[Interface dataset entries]
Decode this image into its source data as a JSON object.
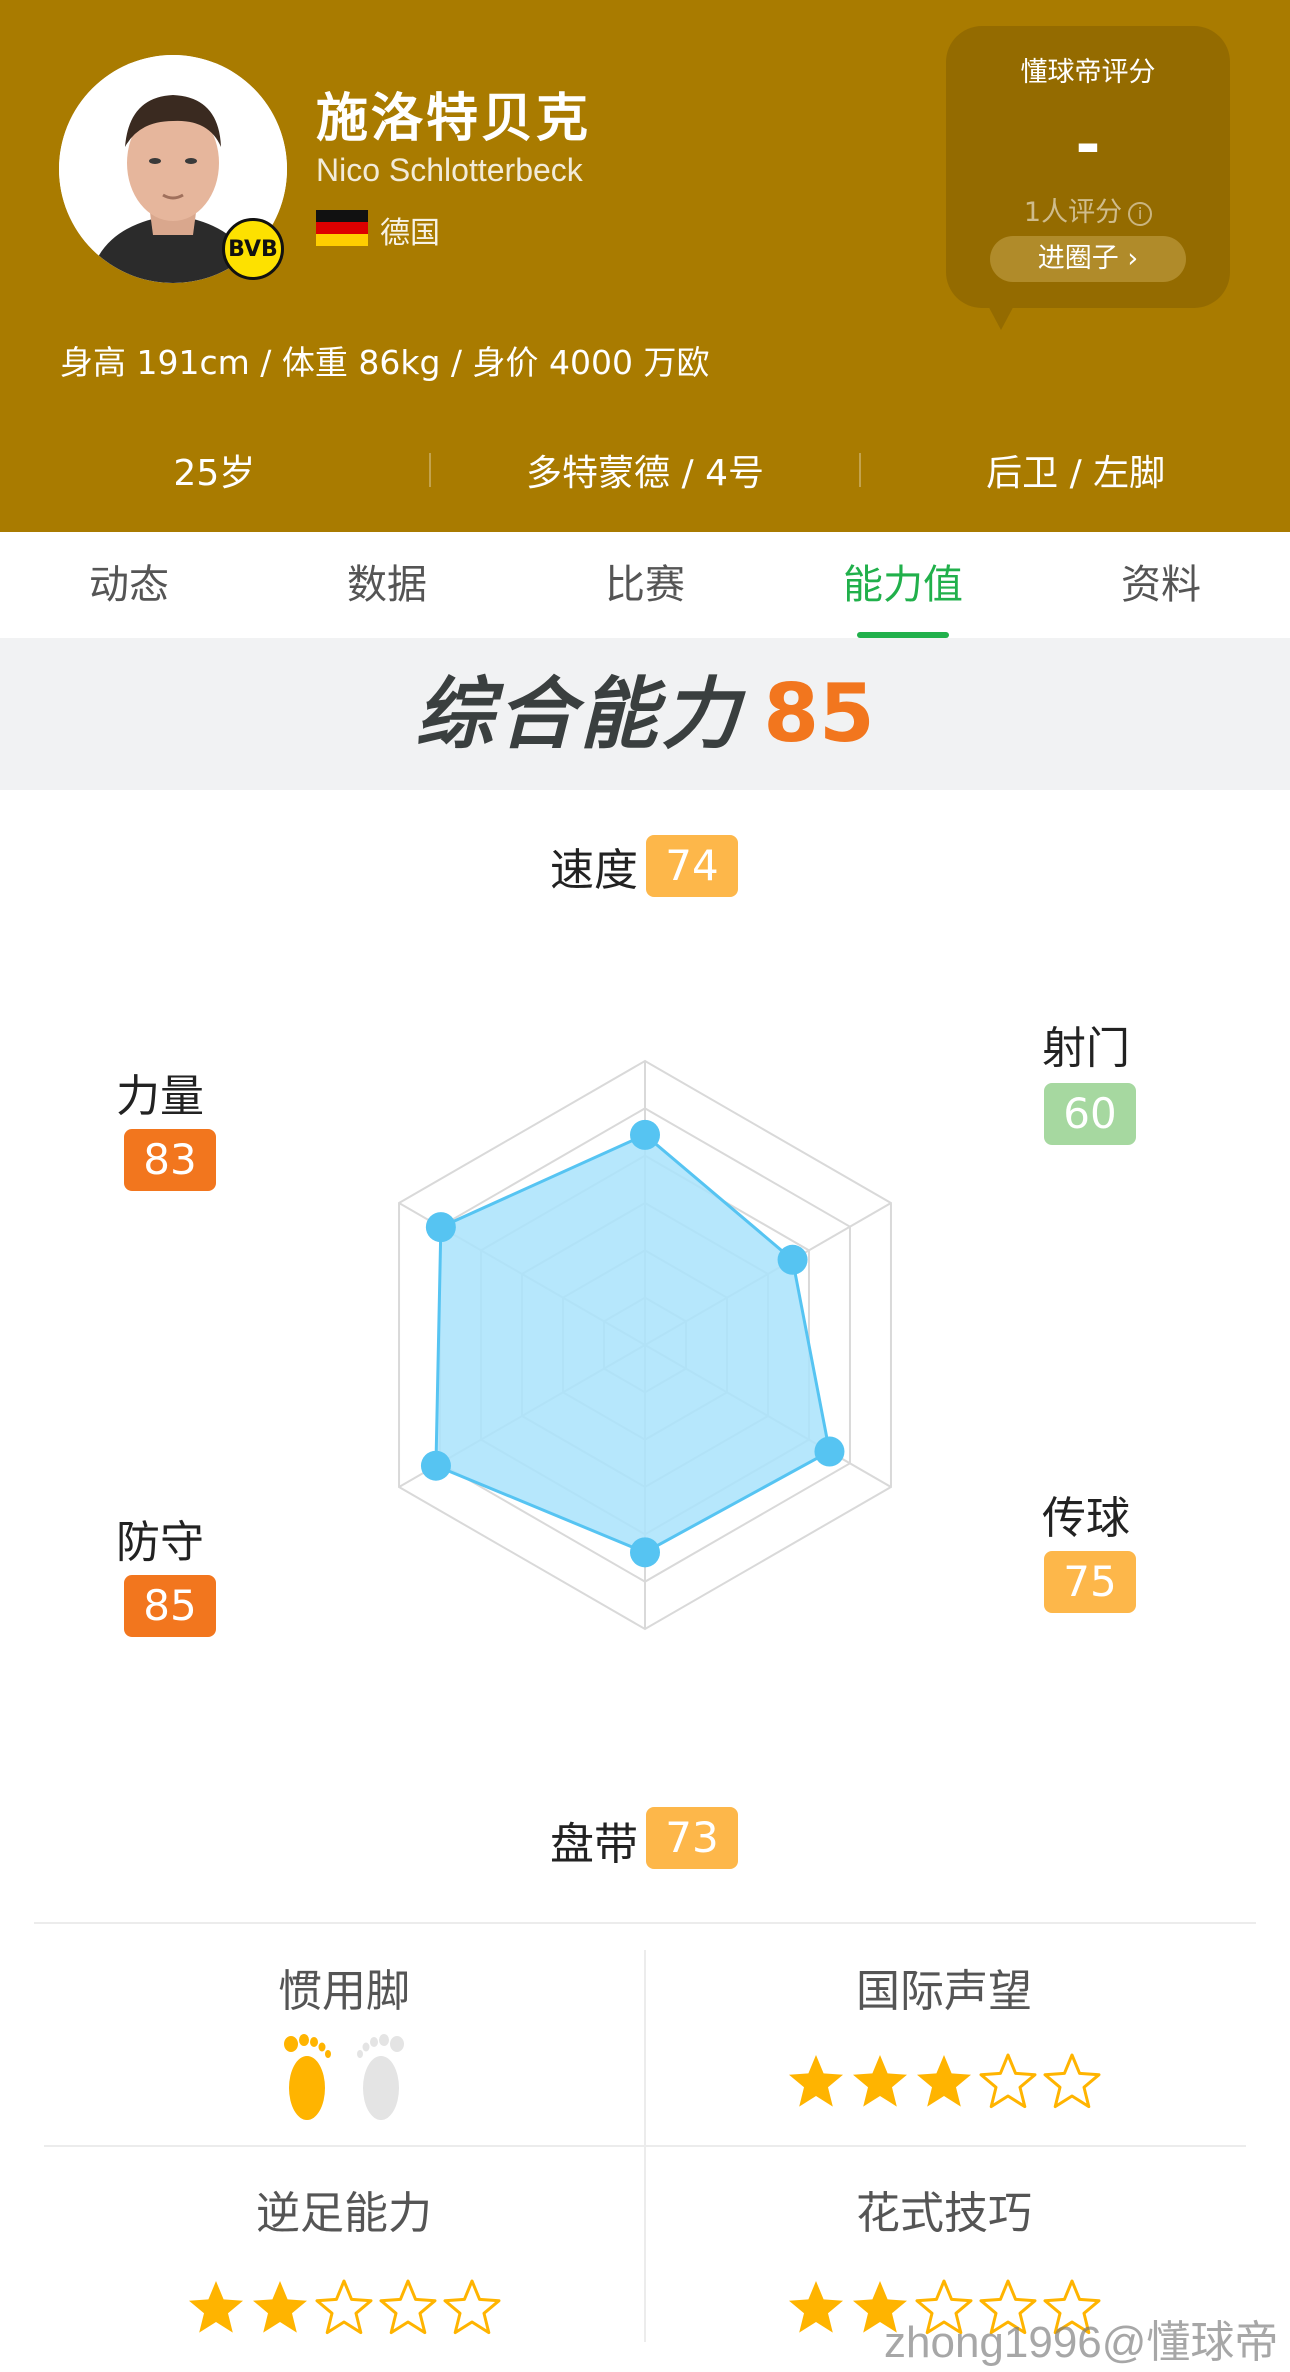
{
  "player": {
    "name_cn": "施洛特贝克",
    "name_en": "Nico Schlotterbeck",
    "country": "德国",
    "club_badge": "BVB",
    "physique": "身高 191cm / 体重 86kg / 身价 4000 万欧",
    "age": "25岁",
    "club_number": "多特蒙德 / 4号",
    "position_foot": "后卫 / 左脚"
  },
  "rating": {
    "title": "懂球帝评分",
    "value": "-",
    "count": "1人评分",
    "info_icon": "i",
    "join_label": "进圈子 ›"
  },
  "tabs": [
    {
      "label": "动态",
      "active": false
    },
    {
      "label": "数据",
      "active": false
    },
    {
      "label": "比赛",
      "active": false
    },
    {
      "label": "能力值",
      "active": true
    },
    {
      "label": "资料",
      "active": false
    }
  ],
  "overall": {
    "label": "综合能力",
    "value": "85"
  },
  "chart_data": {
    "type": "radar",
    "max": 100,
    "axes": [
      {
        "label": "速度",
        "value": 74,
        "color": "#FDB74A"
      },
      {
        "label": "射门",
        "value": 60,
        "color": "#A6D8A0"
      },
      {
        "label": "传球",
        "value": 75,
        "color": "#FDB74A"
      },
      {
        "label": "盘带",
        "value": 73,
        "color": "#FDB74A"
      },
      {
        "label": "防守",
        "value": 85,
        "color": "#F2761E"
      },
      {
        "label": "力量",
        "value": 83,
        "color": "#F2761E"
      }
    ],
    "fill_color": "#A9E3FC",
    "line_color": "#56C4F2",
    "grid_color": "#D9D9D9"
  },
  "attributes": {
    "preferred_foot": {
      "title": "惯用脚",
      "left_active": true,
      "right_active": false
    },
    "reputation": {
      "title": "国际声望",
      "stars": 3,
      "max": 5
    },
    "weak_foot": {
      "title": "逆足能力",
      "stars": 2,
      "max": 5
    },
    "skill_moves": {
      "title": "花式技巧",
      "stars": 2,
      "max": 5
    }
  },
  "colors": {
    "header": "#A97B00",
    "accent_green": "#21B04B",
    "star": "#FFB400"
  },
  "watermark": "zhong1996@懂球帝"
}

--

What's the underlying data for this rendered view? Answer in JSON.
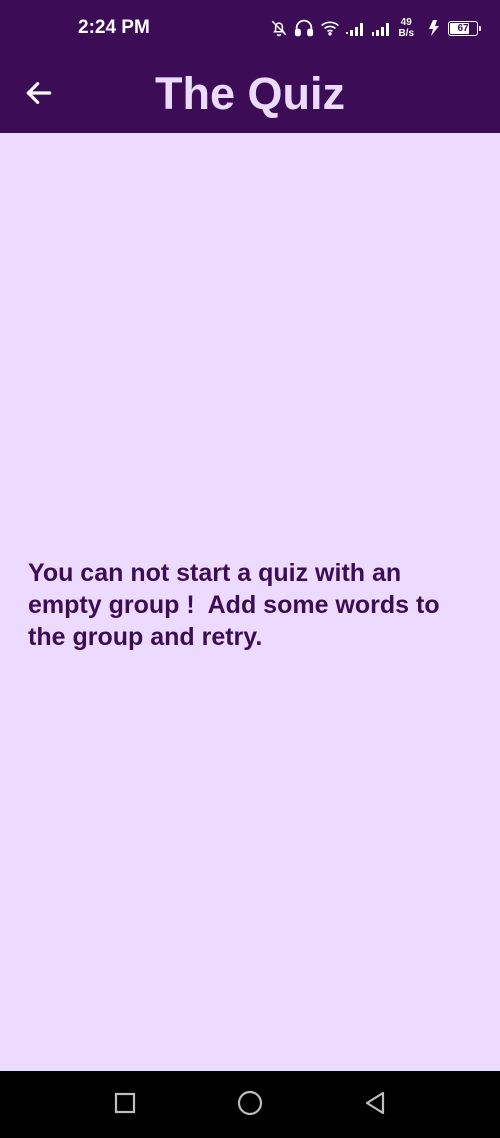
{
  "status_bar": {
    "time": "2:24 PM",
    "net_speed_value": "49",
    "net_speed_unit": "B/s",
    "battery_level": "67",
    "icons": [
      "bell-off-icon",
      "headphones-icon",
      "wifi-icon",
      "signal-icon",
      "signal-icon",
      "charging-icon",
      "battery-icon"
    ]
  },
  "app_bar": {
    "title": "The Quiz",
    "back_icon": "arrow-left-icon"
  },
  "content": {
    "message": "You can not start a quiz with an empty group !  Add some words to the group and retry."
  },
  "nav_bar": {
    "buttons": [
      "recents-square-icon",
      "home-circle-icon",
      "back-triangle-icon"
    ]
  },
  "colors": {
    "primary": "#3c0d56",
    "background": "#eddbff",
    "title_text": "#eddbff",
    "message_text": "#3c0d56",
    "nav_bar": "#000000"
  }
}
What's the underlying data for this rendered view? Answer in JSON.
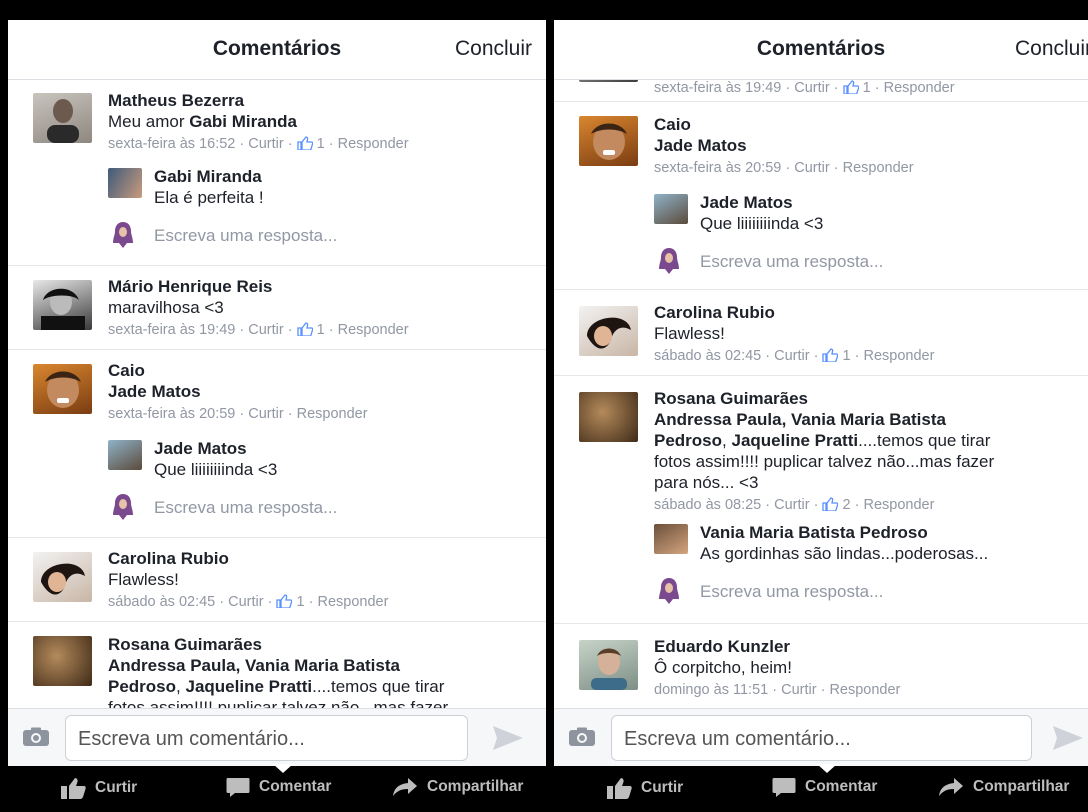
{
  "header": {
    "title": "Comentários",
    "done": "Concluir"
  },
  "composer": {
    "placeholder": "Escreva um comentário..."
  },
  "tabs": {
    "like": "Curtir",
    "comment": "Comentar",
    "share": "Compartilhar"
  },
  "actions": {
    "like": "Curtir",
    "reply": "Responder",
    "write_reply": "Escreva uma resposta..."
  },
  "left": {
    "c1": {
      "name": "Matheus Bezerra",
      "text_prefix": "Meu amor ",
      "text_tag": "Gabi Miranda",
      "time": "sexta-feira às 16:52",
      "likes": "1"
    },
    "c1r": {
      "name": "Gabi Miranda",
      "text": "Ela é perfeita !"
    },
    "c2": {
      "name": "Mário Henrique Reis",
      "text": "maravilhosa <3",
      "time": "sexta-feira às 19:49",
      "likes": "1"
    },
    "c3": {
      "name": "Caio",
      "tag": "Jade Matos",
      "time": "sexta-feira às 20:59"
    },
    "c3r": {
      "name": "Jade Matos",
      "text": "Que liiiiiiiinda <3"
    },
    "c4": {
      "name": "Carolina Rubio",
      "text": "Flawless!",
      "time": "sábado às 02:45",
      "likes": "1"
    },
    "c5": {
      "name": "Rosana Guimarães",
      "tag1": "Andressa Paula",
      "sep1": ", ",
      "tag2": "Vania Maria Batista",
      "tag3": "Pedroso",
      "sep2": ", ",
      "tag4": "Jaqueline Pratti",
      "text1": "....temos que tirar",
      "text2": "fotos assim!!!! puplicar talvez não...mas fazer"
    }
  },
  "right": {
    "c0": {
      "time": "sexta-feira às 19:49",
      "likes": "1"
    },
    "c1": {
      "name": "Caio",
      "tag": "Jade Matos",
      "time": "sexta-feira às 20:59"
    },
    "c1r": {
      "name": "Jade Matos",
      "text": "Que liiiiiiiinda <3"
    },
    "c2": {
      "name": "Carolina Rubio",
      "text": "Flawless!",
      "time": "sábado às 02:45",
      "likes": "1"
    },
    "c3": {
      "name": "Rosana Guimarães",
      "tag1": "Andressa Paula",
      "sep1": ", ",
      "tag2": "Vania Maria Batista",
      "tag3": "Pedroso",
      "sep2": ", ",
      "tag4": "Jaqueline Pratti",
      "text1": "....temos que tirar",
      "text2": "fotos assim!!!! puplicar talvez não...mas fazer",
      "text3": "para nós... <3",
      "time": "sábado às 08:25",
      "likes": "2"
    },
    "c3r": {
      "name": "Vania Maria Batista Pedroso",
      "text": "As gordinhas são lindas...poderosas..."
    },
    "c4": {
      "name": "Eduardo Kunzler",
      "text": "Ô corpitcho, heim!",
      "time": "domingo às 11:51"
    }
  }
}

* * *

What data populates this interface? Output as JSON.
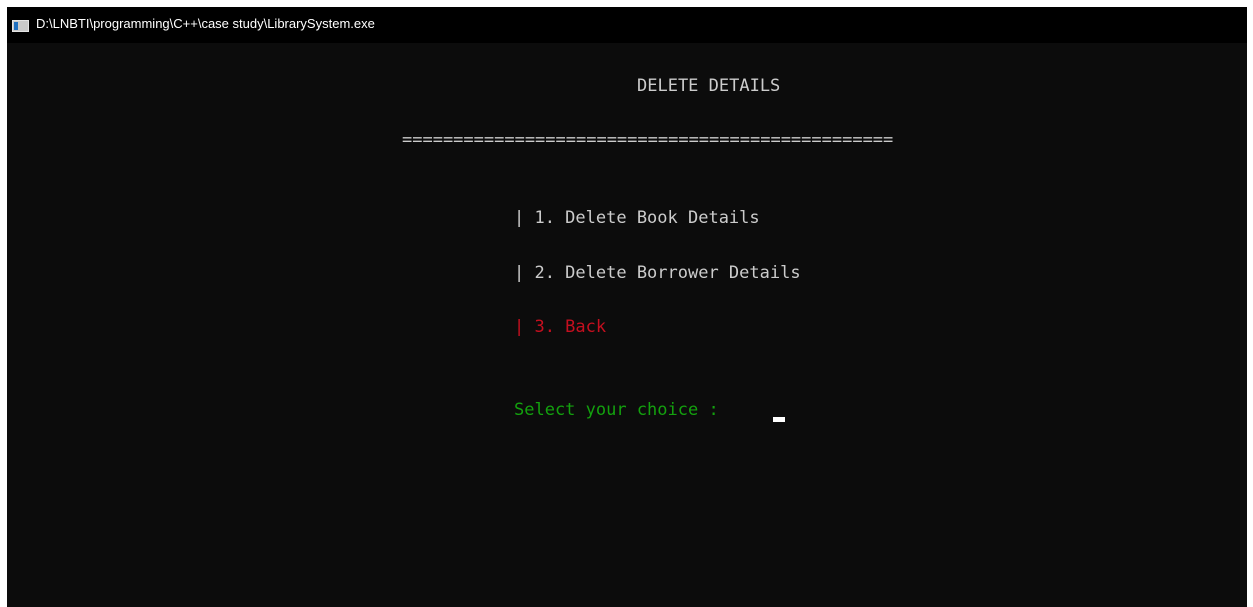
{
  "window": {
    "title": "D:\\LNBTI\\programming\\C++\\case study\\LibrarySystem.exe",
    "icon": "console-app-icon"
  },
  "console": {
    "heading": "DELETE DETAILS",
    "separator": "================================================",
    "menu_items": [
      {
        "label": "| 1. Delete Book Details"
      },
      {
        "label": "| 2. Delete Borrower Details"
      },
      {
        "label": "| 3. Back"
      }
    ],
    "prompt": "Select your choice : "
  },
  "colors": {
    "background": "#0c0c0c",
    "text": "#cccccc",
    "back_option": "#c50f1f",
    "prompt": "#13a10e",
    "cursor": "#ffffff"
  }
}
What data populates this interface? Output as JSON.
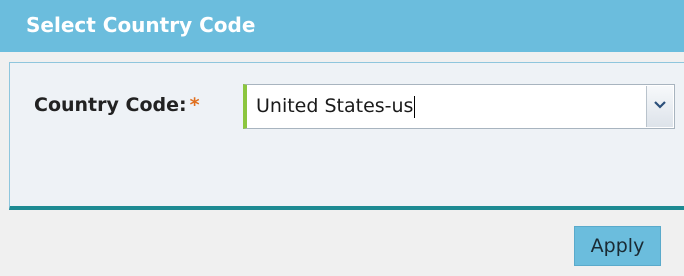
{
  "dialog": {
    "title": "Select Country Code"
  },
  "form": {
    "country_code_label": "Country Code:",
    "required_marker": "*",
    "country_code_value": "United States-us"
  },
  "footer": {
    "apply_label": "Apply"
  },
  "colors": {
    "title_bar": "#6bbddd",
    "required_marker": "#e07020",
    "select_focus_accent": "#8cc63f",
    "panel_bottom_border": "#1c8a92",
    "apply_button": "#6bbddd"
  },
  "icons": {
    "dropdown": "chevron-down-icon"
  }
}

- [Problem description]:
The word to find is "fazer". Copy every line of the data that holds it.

- [Answer below]:
      "text2": "fotos assim!!!! puplicar talvez não...mas fazer"
      "text2": "fotos assim!!!! puplicar talvez não...mas fazer",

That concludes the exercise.